For each line below that holds the word "kind", make a copy.

* _PROVIDED MATERIAL_
§ §

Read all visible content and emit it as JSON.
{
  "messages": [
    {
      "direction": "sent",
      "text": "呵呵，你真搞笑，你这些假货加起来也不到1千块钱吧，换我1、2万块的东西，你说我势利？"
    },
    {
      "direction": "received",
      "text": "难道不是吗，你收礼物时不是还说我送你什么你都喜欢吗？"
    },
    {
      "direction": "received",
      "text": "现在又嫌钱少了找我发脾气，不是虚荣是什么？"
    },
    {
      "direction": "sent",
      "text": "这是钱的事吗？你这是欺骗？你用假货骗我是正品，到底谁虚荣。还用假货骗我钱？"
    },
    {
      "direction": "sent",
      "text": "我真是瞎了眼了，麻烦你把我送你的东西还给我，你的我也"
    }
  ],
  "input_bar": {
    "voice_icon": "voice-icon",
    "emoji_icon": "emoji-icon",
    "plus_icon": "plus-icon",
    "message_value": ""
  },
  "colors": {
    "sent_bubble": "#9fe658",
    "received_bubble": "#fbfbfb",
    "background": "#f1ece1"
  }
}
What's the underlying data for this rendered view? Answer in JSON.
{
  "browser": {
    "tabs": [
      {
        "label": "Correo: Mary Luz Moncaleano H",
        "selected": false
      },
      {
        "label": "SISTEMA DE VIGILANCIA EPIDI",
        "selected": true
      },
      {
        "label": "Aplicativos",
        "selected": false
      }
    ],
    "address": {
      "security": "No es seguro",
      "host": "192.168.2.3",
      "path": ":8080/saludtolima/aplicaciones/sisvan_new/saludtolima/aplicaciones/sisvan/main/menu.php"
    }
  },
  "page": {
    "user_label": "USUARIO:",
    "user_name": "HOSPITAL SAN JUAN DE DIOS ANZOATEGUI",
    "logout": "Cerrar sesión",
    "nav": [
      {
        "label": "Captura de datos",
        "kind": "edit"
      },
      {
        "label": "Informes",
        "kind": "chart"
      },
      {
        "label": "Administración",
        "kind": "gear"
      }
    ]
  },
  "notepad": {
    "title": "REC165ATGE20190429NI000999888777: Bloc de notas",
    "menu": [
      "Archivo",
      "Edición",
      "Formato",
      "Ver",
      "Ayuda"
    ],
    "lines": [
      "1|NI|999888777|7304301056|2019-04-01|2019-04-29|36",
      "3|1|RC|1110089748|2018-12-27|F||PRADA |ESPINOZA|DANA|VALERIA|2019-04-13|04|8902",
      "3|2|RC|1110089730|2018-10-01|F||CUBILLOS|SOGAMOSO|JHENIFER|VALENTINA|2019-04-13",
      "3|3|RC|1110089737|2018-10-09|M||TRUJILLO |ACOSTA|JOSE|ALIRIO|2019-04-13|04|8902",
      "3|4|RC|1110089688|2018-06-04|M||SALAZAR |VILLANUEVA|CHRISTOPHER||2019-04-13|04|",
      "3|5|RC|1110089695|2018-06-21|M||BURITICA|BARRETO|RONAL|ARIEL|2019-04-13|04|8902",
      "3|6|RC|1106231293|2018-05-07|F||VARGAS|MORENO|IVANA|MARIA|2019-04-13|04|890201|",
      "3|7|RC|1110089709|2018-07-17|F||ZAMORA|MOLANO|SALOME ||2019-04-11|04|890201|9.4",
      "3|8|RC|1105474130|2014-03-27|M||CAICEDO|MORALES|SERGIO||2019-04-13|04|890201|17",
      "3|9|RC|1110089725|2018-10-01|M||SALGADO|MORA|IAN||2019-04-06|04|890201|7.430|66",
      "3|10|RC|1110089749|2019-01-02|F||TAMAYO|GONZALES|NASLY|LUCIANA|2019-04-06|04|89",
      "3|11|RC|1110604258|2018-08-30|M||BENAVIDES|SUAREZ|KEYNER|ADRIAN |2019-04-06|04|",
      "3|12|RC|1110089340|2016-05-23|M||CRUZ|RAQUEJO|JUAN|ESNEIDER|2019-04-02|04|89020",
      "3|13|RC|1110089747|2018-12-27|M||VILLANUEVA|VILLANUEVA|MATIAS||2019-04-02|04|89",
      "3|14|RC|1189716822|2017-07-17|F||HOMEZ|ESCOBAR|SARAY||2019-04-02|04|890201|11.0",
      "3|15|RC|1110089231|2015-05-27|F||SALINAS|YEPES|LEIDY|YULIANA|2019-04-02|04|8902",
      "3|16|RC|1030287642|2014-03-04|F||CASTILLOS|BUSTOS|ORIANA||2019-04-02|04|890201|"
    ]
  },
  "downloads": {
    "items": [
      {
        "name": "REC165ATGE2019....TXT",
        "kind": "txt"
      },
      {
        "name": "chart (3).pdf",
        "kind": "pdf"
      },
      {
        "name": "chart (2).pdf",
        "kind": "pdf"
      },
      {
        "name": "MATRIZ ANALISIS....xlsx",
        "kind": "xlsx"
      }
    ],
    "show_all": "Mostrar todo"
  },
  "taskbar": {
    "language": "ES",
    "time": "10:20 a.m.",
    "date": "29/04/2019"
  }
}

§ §

* _RESPONSE TO THE TASK_
        "kind": "edit"
        "kind": "chart"
        "kind": "gear"
        "kind": "txt"
        "kind": "pdf"
        "kind": "pdf"
        "kind": "xlsx"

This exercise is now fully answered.